The bottle of cashew nuts was produced and set on the centre table. Now everyone knew this particular cashew bottle in my house, except these three gentlemen gladiators. It had the roundest, most alluring nuts in it but that was just the problem. They were so round that none could squeeze through the neck of the bottle. This bottle had been sitting in our kitchen for a week now. All attempts to serve it to visitors had failed when the secret battle in the kitchen to coax the nuts out of the bottle had failed. Now the wisest man, or the strongest man, would be the one who could eat the first cashew nut out of the bottle.

Again Fred jumped to the fore. The patience of the onlookers, already stretched by his insistence in the wine bottle task, was so quickly exhausted that it was obvious Fred had made a poor first impression on the Yaya clan. And we usually did not give second chances. Fred was laughed off the table while Tunde stepped forward to make his argument.

The bottle was almost broken by Tunde in his frantic attempts to get the first elusive cashew nut out of the bottle. I had never known the depth of feeling these men had. I was just witnessing their emotion for the first time in an arena charged with competition. I could love these men. They only needed to show half as much enthusiasm in their conversations with me to win my heart! Tunde was almost getting his fat finger stuck in the bottle when he was begged to allow Kwesi have a go.

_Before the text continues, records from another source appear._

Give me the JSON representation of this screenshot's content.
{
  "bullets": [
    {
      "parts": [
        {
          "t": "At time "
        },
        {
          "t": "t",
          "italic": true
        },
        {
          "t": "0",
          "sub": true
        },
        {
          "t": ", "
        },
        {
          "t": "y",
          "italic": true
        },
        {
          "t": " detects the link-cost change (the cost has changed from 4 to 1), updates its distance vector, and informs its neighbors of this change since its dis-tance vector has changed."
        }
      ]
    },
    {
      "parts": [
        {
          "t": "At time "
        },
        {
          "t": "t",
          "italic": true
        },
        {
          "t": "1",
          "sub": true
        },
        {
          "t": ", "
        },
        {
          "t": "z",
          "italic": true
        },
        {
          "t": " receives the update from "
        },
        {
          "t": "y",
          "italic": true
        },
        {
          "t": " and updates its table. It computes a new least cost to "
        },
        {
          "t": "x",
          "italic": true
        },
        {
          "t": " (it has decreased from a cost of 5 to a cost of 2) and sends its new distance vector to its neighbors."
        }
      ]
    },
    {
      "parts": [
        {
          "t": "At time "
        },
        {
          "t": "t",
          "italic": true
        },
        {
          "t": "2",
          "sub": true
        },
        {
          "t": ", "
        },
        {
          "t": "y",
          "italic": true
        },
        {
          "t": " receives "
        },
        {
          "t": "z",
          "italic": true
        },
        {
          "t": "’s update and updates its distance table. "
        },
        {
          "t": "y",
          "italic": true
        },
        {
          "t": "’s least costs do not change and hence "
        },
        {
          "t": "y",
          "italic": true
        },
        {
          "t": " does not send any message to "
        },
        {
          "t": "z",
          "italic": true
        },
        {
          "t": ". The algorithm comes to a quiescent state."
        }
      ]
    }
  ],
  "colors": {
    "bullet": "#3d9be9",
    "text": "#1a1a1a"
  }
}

The Ghanaian foreigner stepped forward and asked for a box of matches. Puzzled, we got the cigarette lighter from the kitchen. He calmly applied the flame to the neck of the bottle for a few minutes and then turned it to produce the first, glorious cashew nut. Then he did the sweetest thing. He walked up to me, went on one knee, and offered the precious nut to me without any words. To say the least, I was flattered, embarrassed and happy at the same time. Would I choose respect and wisdom over rash youth? For the first time in my life I could confidently say yes.

I had known the Thunder and Lightning. Now I would know the rain. Of course we would talk. Of course he would show me more of his wisdom and romance. And on my part, I would show him my devotion and the sweetness of my Banga soup, both literally and figuratively.

My mind came back to the present encounter in bed. He was almost coming. I could feel it. But I wasn’t angry. I could talk to him, relate with him. I could tell him how to groom himself and how to please me. He was the perfect yam type. I would be his Banga soup and pounder. With that thought, I allowed him take me and find his release.


I love to learn. I love to teach. For me the two are the same.


Leave a Reply

Your email address will not be published.

This site uses Akismet to reduce spam. Learn how your comment data is processed.

%d bloggers like this: